With the GOP governor’s signature, Florida has become one of the first states in the country with a unit focused on election fraud, an exceedingly rare problem that has become an animating issue for some Republican voters following former President Donald Trump’s 2020 loss.
“I don’t think there is any other place in the country where you should have more confidence that your vote counts than in the state of Florida,” DeSantis said at a news conference before signing the law.
The new law marks the second major overhaul of Florida’s election laws since the 2020 election – as supporters of Trump clamor for more voting restrictions and changes to election administration ahead of midterm elections. Trump and his allies falsely maintain that widespread election fraud led to his 2020 defeat.
Trump won the Sunshine State by a comfortable margin that year, and Florida officials, including DeSantis, previously have said the 2020 election went smoothly.
The new law creates an Office of Election Crimes and Security within the Florida Department of State – an agency under DeSantis’ jurisdiction – with a staff of 15 to conduct preliminary investigations of election fraud. In addition, the measure calls for DeSantis to appoint up to 10 law enforcement officers to the Florida Department of Law Enforcement to investigate election crimes.
During Monday’s news conference, DeSantis said local election supervisors and prosecutors do not necessarily have the expertise and tools to investigate voting-related complaints. The new officers would specialize in election-related crimes, he said.
“We just want to make sure whatever laws are on the books that those laws are enforced,” the governor added.
The combined program will cost $ 3.7 million, state Rep. Daniel Perez, a top sponsor, said during the legislative debate. DeSantis initially sought nearly $ 6 million for a 52-member force.
The new Florida law also increases penalties for violating Florida election laws. It makes it a felony to collect and submit more than two vote-by-mail ballots on behalf of other voters. It previously was a misdemeanor to do so. It also increases the fine from $ 1,000 to $ 50,000 on organizations that violate voter registration laws.
Cecile Scoon, president of the Women’s Voters League of Florida, called the new $ 50,000 fine a “direct threat” to her organization.
“When you couple the increased fines with the new election investigators, it doesn’t give you a warm or cozy feeling,” she told CNN in March as state lawmakers debated the measure.
Florida officials have already filed notice that they intend to appeal that decision to the 11th Circuit Court of Appeals.

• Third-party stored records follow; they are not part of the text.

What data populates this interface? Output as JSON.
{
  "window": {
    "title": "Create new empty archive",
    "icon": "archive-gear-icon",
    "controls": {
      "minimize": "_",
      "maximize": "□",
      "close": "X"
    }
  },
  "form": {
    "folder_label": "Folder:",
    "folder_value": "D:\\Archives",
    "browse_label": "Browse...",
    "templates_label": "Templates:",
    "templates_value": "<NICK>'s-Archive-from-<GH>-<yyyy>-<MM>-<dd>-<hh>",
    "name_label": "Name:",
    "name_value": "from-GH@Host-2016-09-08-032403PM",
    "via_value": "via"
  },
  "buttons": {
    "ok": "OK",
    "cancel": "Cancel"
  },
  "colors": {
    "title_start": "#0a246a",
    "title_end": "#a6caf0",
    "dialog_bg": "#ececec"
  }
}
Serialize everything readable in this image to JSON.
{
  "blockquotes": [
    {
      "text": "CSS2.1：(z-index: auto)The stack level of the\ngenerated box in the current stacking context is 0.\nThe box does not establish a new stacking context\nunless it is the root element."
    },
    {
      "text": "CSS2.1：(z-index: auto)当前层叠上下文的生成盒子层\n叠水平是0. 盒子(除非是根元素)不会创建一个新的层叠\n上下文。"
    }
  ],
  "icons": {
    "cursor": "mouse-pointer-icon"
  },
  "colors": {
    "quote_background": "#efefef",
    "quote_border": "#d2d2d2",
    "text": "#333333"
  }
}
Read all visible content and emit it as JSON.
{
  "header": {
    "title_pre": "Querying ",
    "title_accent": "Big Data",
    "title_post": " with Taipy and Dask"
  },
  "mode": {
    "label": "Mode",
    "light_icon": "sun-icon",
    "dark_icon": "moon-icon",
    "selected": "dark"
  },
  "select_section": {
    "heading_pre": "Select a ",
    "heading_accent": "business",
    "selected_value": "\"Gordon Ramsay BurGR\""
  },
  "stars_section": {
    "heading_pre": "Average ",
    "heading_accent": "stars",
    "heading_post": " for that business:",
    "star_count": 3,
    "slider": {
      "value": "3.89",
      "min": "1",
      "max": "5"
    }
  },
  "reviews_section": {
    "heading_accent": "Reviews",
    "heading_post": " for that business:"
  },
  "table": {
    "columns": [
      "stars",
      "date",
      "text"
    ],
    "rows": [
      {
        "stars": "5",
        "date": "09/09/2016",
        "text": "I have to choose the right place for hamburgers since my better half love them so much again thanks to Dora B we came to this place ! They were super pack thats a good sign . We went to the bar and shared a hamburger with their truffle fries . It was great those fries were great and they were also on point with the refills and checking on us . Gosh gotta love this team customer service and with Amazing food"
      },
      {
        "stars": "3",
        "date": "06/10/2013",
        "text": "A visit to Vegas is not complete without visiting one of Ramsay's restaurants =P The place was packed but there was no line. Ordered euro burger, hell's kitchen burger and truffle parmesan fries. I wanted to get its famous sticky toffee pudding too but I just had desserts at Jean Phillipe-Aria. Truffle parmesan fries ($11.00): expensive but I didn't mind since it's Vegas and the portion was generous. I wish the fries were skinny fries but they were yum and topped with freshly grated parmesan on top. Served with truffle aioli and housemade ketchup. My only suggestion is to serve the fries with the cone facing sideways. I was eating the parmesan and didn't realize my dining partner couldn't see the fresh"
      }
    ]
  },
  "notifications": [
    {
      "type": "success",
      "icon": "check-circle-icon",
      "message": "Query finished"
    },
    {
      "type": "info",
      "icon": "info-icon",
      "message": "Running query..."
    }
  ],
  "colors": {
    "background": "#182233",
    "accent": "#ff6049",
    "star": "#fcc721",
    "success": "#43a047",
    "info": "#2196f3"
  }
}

And election law experts say Walker’s ruling is likely to be overturned by either the conservative-leaning 11th Circuit or the US Supreme Court.
This story has been updated with additional reporting.
CNN’s Steve Contorno contributed to this story.